WORKING DATA below:

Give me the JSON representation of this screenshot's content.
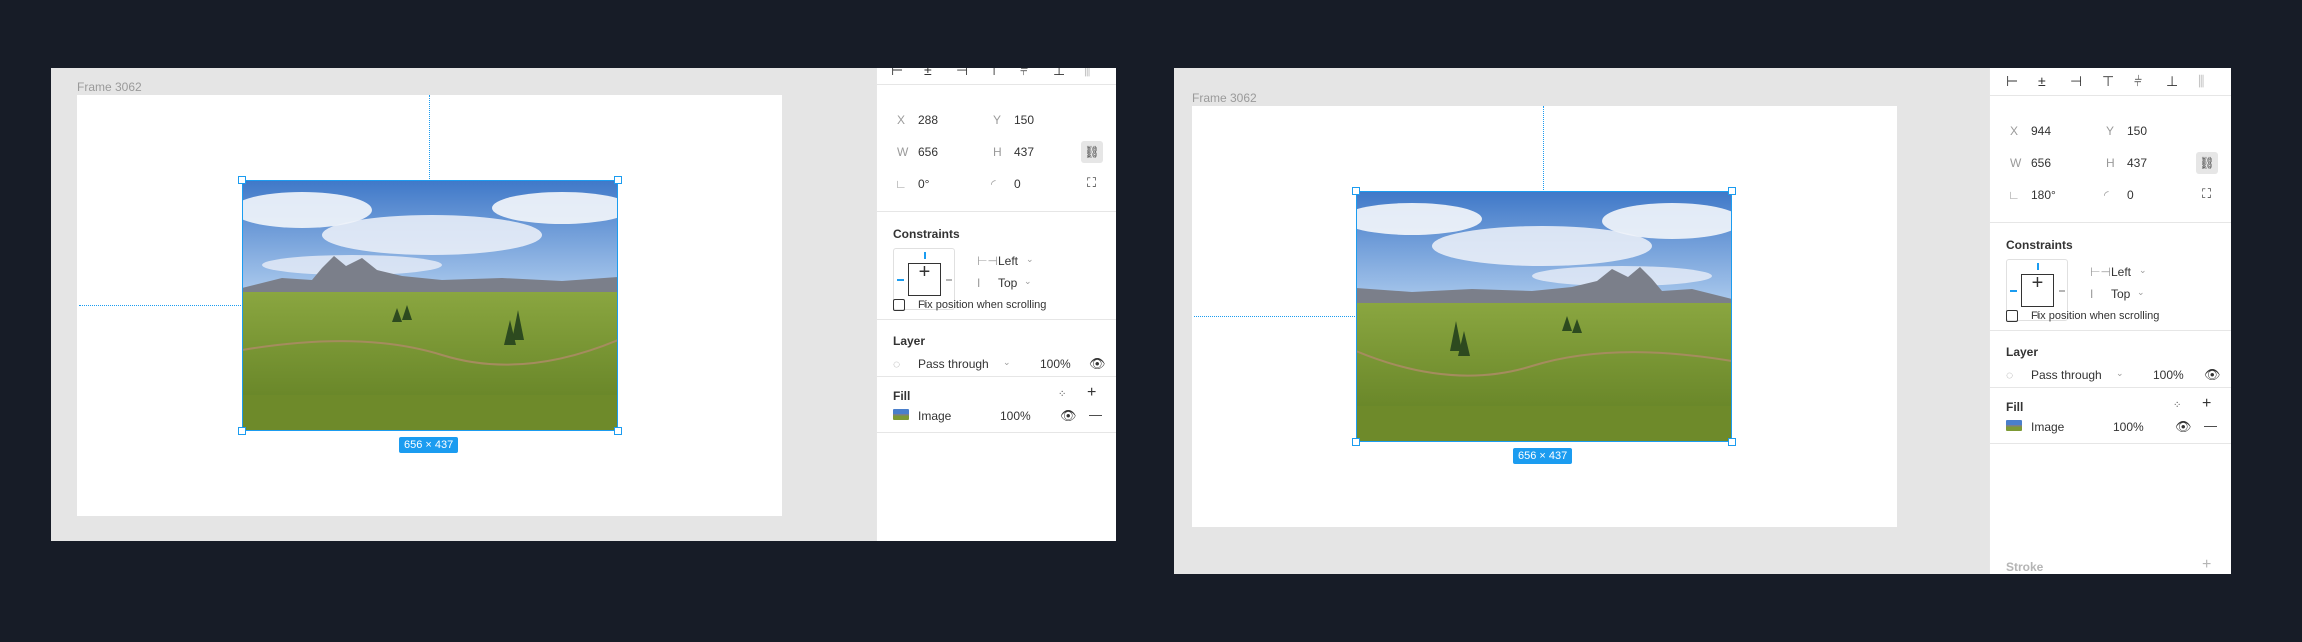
{
  "views": [
    {
      "frame_label": "Frame 3062",
      "size_badge": "656 × 437",
      "x": "288",
      "y": "150",
      "w": "656",
      "h": "437",
      "rotation": "0°",
      "radius": "0",
      "constraints_title": "Constraints",
      "constraint_h": "Left",
      "constraint_v": "Top",
      "fix_position": "Fix position when scrolling",
      "layer_title": "Layer",
      "blend_mode": "Pass through",
      "layer_opacity": "100%",
      "fill_title": "Fill",
      "fill_type": "Image",
      "fill_opacity": "100%",
      "image_mirrored": false
    },
    {
      "frame_label": "Frame 3062",
      "size_badge": "656 × 437",
      "x": "944",
      "y": "150",
      "w": "656",
      "h": "437",
      "rotation": "180°",
      "radius": "0",
      "constraints_title": "Constraints",
      "constraint_h": "Left",
      "constraint_v": "Top",
      "fix_position": "Fix position when scrolling",
      "layer_title": "Layer",
      "blend_mode": "Pass through",
      "layer_opacity": "100%",
      "fill_title": "Fill",
      "fill_type": "Image",
      "fill_opacity": "100%",
      "stroke_title": "Stroke",
      "image_mirrored": true
    }
  ],
  "labels": {
    "x": "X",
    "y": "Y",
    "w": "W",
    "h": "H"
  },
  "colors": {
    "selection": "#1b9cf0",
    "background": "#171c27",
    "canvas": "#e5e5e5"
  },
  "icons": [
    "align-left-icon",
    "align-center-h-icon",
    "align-right-icon",
    "align-top-icon",
    "align-middle-icon",
    "align-bottom-icon",
    "distribute-icon",
    "constrain-proportions-icon",
    "rotation-icon",
    "corner-radius-icon",
    "independent-corners-icon",
    "eye-icon",
    "plus-icon",
    "minus-icon",
    "styles-grid-icon",
    "blend-icon"
  ]
}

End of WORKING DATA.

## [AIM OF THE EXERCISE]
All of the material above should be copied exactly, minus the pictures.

## [WRITTEN SOLUTION]
Give me the JSON representation of this screenshot's content.
{
  "views": [
    {
      "frame_label": "Frame 3062",
      "size_badge": "656 × 437",
      "x": "288",
      "y": "150",
      "w": "656",
      "h": "437",
      "rotation": "0°",
      "radius": "0",
      "constraints_title": "Constraints",
      "constraint_h": "Left",
      "constraint_v": "Top",
      "fix_position": "Fix position when scrolling",
      "layer_title": "Layer",
      "blend_mode": "Pass through",
      "layer_opacity": "100%",
      "fill_title": "Fill",
      "fill_type": "Image",
      "fill_opacity": "100%",
      "image_mirrored": false
    },
    {
      "frame_label": "Frame 3062",
      "size_badge": "656 × 437",
      "x": "944",
      "y": "150",
      "w": "656",
      "h": "437",
      "rotation": "180°",
      "radius": "0",
      "constraints_title": "Constraints",
      "constraint_h": "Left",
      "constraint_v": "Top",
      "fix_position": "Fix position when scrolling",
      "layer_title": "Layer",
      "blend_mode": "Pass through",
      "layer_opacity": "100%",
      "fill_title": "Fill",
      "fill_type": "Image",
      "fill_opacity": "100%",
      "stroke_title": "Stroke",
      "image_mirrored": true
    }
  ],
  "labels": {
    "x": "X",
    "y": "Y",
    "w": "W",
    "h": "H"
  },
  "colors": {
    "selection": "#1b9cf0",
    "background": "#171c27",
    "canvas": "#e5e5e5"
  },
  "icons": [
    "align-left-icon",
    "align-center-h-icon",
    "align-right-icon",
    "align-top-icon",
    "align-middle-icon",
    "align-bottom-icon",
    "distribute-icon",
    "constrain-proportions-icon",
    "rotation-icon",
    "corner-radius-icon",
    "independent-corners-icon",
    "eye-icon",
    "plus-icon",
    "minus-icon",
    "styles-grid-icon",
    "blend-icon"
  ]
}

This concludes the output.